Study for "Cité": Brushstrokes Cut into Twenty Squares and Arranged by Chance, 1951
Collage of brush and black ink on off-white wove paper, cut and laid down with brown gummed paper tape on wood pulp board
311 x 384 mm
Mr. and Mrs. Robert O. Delaney Fund, Endowment and Restricted Gift, 2001.138
Prints and Drawings
Not on Display
Ellsworth Kelly spent the years 1948–54 in Paris, and the period was formative for the young artist. He was introduced to European and American modernists, including Jean (Hans) Arp and John Cage, both of whom had an enormous impact on Kelly’s development and the creation of the Study for “Cité”. Cage and Arp encouraged Kelly to involve chance in his compositional arrangements, as Arp had done in Dadaist collages as early as 1916, and as Cage began to do in musical compositions in 1951.
Produced in 1951, Study for “Cité”: Brushstrokes Cut into Twenty Squares and Arranged by Chance was the basis for Cité, a large-scale polyptych painting, and served as the foundation for a period of Kelly’s career in which his work was characterized by gridded compositions developed at random through a collage process.
The inspiration for Cité’ came to Kelly in a dream in June 1951, while he was staying at the Cité Universitaire, a large complex of buildings that included dormitories for the University of Paris. He wrote, “I dreamt that I was working on a scaffold . . . creating an immense mural composed of square panels on which we painted black bands with huge brushes.”1 With the dream came an “idea for a very grand work, something to be used with architecture. . . . This dream is something I have been waiting for.”2 To replicate the qualities of the dream painting, Kelly produced Study for “Cité”: Brushstrokes Cut into Twenty Squares and Arranged by Chance. Kelly brushed ink strokes across a sheet of paper, cut the resulting drawing into twenty squares, and randomly recomposed the drawing by shuffling the squares before he glued them onto a support in a grid pattern, retaining the horizontal orientation of the brushstrokes.
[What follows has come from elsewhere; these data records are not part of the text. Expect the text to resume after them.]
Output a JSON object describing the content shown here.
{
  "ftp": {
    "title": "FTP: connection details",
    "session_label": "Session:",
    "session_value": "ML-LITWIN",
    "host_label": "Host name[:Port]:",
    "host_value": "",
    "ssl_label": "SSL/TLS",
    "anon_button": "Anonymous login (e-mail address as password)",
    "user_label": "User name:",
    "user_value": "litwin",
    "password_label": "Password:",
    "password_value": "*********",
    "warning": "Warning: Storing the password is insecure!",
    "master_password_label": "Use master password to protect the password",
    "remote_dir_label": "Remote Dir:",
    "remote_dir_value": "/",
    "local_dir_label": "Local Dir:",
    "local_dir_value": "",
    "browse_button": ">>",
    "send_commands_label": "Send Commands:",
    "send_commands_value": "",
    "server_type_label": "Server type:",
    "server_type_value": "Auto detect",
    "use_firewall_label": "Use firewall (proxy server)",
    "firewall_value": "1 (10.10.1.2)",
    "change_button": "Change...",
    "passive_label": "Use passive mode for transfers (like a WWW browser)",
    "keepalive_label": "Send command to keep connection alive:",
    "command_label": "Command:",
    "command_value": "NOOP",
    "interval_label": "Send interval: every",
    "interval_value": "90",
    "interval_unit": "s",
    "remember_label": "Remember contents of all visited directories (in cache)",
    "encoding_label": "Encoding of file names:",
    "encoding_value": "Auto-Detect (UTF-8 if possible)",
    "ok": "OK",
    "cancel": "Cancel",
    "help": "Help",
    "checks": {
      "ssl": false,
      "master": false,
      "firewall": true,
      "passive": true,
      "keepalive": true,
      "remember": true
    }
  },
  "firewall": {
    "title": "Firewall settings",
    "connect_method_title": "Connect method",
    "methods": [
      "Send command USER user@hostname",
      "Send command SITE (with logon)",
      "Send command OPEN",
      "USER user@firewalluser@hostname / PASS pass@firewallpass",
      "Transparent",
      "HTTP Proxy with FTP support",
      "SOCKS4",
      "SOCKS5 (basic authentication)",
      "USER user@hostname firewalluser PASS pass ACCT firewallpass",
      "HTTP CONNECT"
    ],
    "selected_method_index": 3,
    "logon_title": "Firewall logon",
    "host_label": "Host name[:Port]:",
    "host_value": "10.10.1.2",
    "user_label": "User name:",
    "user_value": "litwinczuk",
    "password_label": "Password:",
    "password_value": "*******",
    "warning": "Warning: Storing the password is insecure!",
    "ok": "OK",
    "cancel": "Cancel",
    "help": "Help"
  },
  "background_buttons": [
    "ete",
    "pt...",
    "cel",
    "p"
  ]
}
Cité,3 now at the San Francisco Museum of Modern Art, replicates Study for “Cité” as a polyptych painting.
1Kelly, Ellsworth, Jack Cowart, Alfred Pacquement, and Yve-Alain Bois, Ellsworth Kelly: The Years in France, 1948–1954 (National Gallery of Art, 1992), p. 190.
2Bois, Yve-Alain, and Ellsworth Kelly, Ellsworth Kelly: The Early Drawings, 1948–1955 (Harvard University Art Museums, 1999), p. 24.
3148.59 cm × 179.71 cm × 5.08 cm